(TASK INPUTS Opens)

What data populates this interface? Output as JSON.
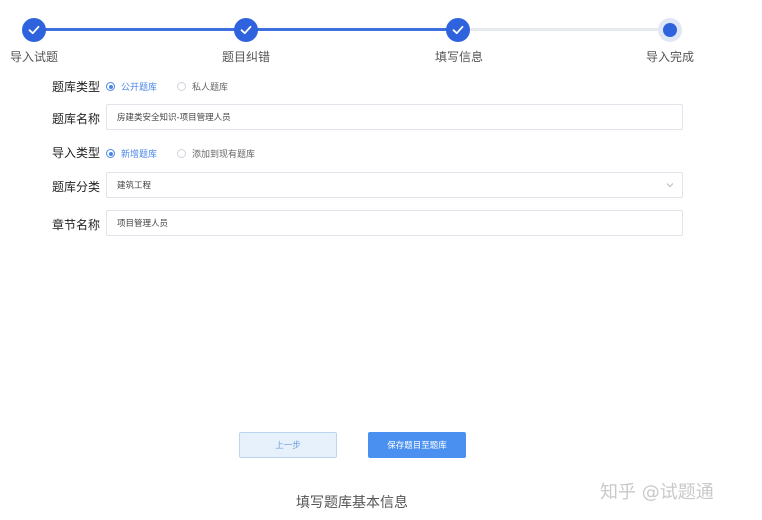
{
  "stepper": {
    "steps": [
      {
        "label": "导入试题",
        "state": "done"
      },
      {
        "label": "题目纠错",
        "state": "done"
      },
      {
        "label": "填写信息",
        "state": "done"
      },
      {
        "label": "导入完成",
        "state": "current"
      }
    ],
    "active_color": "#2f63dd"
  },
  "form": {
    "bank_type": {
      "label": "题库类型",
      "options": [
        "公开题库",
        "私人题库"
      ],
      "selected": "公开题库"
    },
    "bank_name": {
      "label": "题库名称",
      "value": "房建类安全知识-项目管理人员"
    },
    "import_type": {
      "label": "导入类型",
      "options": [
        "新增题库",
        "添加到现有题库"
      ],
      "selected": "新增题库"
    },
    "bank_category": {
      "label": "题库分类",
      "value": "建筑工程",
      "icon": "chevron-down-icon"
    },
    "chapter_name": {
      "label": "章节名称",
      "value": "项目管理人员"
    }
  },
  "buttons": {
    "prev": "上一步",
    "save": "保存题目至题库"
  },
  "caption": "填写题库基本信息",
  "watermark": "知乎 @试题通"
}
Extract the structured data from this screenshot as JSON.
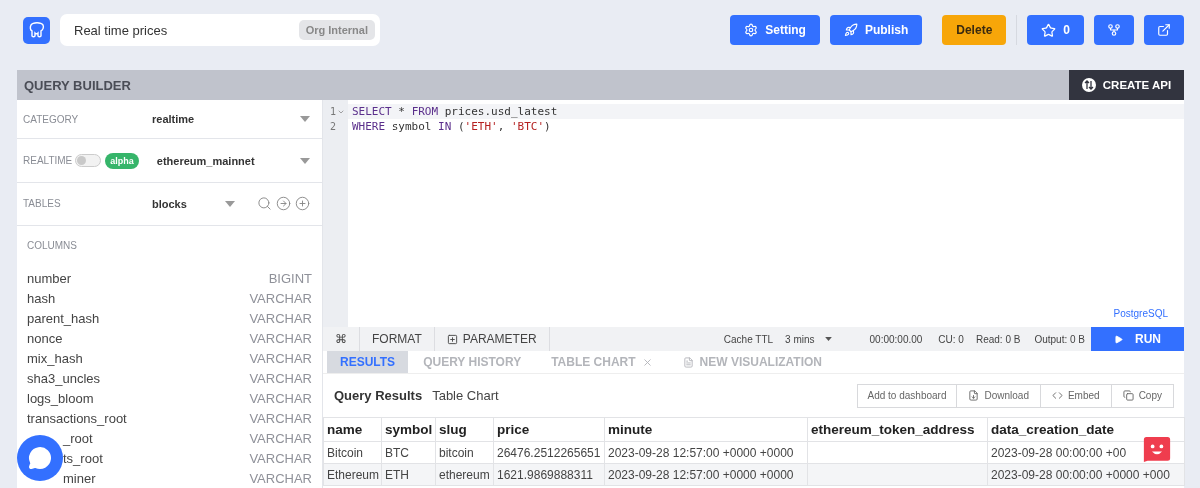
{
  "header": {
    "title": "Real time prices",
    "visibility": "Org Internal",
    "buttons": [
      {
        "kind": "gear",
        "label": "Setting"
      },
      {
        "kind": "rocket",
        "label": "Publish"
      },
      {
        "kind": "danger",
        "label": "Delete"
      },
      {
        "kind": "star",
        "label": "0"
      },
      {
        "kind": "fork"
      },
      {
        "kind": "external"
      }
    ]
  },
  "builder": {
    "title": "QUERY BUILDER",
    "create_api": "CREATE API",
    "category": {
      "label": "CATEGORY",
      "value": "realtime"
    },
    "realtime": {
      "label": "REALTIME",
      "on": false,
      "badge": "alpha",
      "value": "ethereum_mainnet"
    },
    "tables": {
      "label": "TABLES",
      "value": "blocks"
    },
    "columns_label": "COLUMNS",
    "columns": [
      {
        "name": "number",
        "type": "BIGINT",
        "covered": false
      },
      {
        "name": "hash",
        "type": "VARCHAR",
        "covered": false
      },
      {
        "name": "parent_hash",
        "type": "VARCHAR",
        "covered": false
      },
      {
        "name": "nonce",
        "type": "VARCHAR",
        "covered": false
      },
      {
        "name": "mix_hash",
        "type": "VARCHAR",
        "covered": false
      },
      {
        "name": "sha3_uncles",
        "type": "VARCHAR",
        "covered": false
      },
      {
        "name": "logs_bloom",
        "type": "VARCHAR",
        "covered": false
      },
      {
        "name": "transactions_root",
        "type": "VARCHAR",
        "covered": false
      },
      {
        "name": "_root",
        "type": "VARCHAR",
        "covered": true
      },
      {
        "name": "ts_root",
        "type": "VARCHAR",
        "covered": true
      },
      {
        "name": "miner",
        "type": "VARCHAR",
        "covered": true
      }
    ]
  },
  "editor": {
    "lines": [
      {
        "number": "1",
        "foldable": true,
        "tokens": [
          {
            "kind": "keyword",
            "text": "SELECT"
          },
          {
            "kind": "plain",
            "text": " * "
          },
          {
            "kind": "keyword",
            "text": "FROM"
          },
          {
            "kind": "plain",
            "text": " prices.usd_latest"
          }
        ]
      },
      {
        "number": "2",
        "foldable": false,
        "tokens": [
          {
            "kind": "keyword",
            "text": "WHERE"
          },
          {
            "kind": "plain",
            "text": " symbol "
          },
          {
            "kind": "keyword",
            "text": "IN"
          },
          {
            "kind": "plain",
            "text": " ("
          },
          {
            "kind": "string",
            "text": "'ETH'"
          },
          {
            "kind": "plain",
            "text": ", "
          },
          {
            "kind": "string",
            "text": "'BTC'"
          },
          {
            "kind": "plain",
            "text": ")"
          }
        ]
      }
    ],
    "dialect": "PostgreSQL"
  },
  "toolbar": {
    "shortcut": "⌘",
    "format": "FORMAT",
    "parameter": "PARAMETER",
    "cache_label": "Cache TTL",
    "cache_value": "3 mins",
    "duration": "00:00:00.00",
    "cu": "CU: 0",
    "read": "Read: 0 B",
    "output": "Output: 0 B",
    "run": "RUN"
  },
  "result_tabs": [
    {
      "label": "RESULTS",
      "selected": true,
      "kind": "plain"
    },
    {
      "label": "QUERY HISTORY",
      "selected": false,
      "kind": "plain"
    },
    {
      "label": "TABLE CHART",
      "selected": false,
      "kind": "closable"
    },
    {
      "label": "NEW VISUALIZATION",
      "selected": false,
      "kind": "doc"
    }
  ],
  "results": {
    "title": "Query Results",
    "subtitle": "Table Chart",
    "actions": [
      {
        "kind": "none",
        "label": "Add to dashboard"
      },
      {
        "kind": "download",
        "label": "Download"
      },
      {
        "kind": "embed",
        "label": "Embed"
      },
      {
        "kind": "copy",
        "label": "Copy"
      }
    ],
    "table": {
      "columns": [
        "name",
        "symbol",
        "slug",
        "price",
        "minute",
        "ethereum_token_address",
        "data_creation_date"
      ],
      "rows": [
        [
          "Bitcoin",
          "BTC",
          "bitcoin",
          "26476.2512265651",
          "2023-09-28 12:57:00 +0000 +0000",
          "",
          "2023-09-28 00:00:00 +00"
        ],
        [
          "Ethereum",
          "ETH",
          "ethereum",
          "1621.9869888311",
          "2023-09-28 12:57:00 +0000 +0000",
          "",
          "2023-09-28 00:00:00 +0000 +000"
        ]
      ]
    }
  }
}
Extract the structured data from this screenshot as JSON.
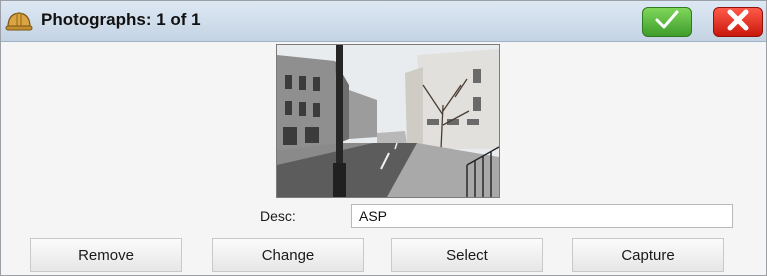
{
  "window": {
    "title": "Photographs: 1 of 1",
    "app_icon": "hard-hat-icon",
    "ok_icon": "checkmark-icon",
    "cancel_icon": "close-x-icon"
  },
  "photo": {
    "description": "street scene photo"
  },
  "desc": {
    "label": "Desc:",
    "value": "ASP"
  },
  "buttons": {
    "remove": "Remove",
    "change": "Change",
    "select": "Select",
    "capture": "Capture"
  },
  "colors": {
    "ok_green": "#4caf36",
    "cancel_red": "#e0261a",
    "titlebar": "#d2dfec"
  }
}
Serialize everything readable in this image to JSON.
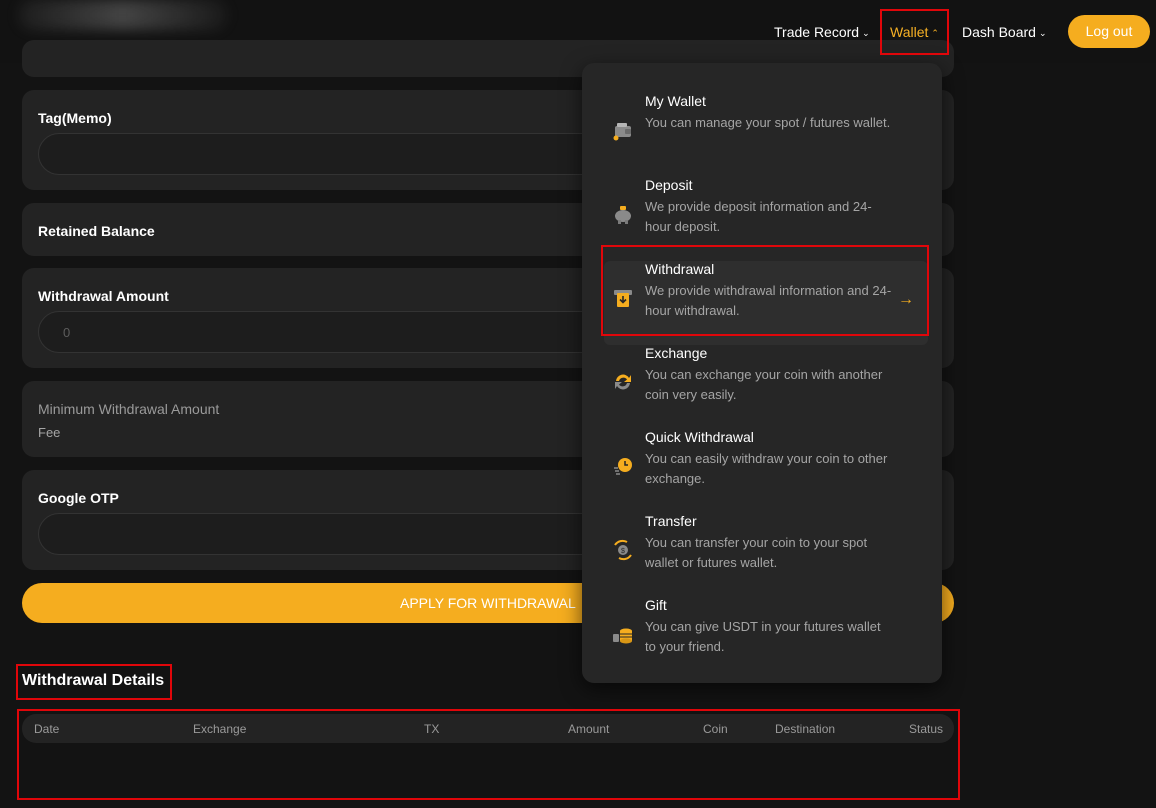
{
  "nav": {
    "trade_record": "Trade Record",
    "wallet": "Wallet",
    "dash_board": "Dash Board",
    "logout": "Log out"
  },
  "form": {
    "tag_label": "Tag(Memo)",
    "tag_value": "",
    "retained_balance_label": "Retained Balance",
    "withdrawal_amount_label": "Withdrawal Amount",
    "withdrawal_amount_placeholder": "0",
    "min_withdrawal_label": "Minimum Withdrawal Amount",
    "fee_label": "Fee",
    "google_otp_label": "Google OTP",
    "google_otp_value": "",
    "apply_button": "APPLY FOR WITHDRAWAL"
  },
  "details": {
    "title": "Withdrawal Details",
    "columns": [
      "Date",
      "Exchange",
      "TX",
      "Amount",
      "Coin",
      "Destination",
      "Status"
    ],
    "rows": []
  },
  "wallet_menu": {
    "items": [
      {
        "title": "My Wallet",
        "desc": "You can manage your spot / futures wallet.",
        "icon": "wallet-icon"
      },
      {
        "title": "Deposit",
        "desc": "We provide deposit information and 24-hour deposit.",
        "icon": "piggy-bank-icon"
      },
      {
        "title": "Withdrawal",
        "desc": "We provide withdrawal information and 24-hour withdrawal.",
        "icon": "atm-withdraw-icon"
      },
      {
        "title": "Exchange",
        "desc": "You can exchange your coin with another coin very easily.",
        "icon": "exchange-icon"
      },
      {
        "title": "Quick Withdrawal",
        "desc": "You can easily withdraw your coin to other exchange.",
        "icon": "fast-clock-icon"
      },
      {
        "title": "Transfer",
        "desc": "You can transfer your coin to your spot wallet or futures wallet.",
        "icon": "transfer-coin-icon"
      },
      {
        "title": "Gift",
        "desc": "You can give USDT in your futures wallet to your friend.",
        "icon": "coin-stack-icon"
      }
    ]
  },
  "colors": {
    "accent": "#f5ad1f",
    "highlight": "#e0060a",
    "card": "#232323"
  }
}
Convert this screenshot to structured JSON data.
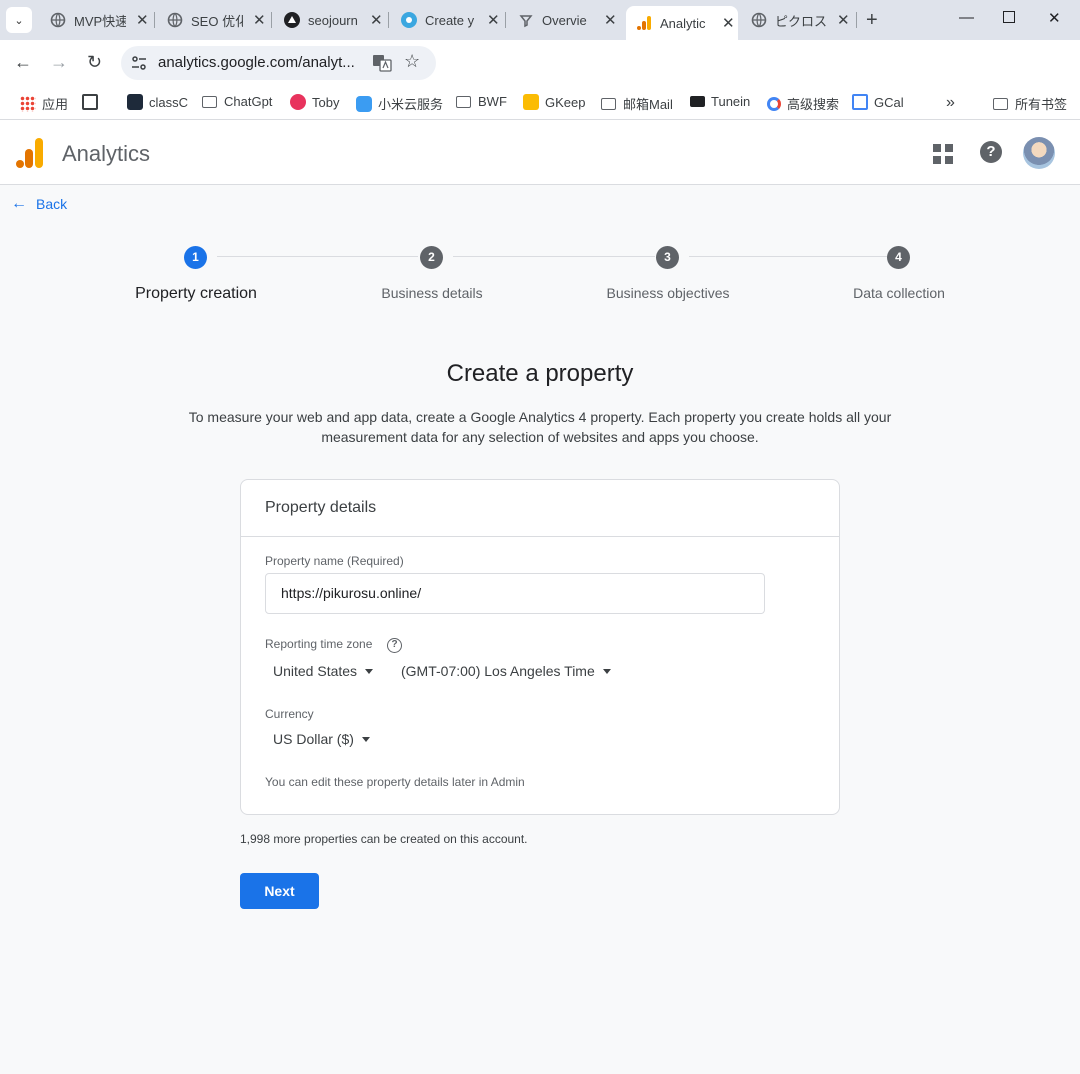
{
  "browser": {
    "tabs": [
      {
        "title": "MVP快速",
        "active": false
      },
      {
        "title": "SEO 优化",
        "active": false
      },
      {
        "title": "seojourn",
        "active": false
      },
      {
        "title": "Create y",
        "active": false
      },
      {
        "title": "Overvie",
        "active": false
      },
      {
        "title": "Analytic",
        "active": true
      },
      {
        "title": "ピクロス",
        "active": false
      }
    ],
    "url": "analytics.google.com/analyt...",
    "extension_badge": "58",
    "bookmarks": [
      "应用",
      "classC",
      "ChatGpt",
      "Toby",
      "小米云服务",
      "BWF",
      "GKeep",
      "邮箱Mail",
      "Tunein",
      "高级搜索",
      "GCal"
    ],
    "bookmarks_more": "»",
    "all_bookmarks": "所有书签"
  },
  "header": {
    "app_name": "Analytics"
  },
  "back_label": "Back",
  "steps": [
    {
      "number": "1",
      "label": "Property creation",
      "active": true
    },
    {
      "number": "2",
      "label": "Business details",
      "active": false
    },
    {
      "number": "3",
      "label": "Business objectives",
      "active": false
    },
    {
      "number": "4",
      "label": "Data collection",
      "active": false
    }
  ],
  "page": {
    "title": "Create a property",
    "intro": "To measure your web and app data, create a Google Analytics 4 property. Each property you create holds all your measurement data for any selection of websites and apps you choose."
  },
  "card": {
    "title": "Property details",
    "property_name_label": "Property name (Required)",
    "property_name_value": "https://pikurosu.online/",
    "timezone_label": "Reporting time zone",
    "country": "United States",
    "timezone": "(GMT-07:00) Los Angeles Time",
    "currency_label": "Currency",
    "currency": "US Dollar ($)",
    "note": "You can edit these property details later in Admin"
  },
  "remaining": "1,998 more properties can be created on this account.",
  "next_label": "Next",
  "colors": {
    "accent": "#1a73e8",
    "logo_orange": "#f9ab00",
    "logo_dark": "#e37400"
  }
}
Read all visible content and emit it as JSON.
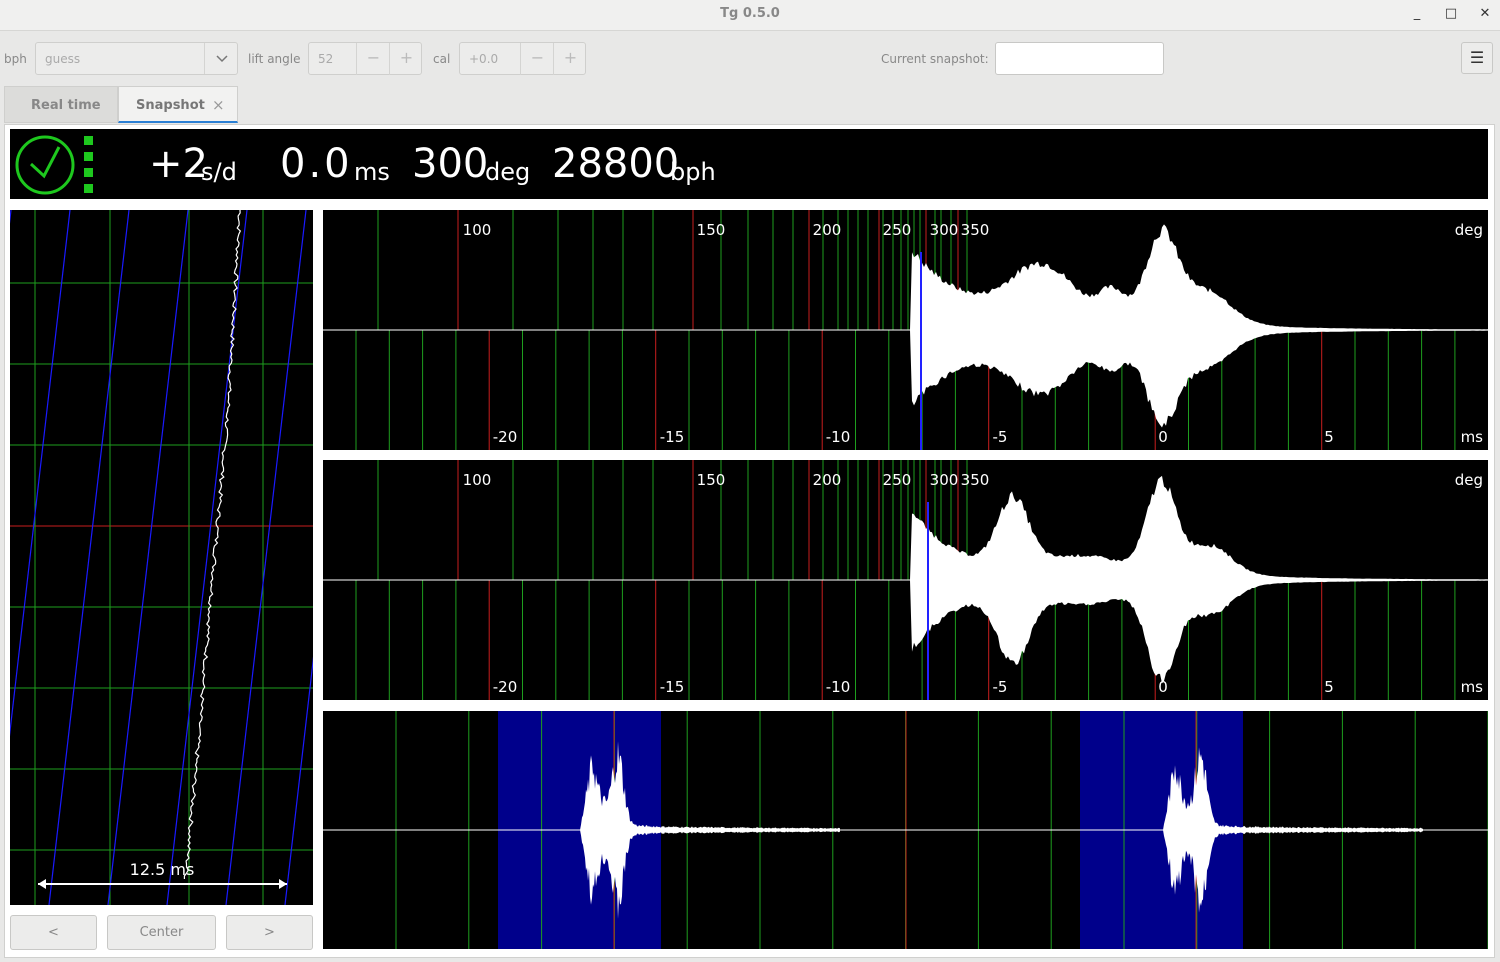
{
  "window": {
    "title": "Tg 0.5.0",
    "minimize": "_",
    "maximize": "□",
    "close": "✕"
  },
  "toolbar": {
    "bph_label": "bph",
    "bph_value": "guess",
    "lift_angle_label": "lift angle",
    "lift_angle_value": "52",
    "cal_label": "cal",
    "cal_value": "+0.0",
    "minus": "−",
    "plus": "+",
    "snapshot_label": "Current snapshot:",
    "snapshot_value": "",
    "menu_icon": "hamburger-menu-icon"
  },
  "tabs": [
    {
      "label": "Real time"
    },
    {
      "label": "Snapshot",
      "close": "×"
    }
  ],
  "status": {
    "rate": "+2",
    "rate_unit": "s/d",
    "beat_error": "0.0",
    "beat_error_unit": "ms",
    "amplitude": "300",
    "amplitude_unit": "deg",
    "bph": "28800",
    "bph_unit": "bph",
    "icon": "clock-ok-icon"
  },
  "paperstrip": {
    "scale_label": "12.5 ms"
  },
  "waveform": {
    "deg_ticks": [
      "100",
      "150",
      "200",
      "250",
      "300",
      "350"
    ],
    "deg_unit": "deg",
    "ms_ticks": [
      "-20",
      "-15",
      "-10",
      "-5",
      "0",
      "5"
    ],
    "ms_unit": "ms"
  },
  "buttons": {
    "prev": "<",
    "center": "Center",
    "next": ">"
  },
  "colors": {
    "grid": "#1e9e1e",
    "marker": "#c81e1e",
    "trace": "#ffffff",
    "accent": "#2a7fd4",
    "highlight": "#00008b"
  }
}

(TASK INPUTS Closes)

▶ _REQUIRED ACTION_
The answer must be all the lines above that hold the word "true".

▶ _EXERCISE OUTPUT_
        "covered": true
        "covered": true
        "covered": true
        "foldable": true,
      "selected": true,
        "active": true
      "active": true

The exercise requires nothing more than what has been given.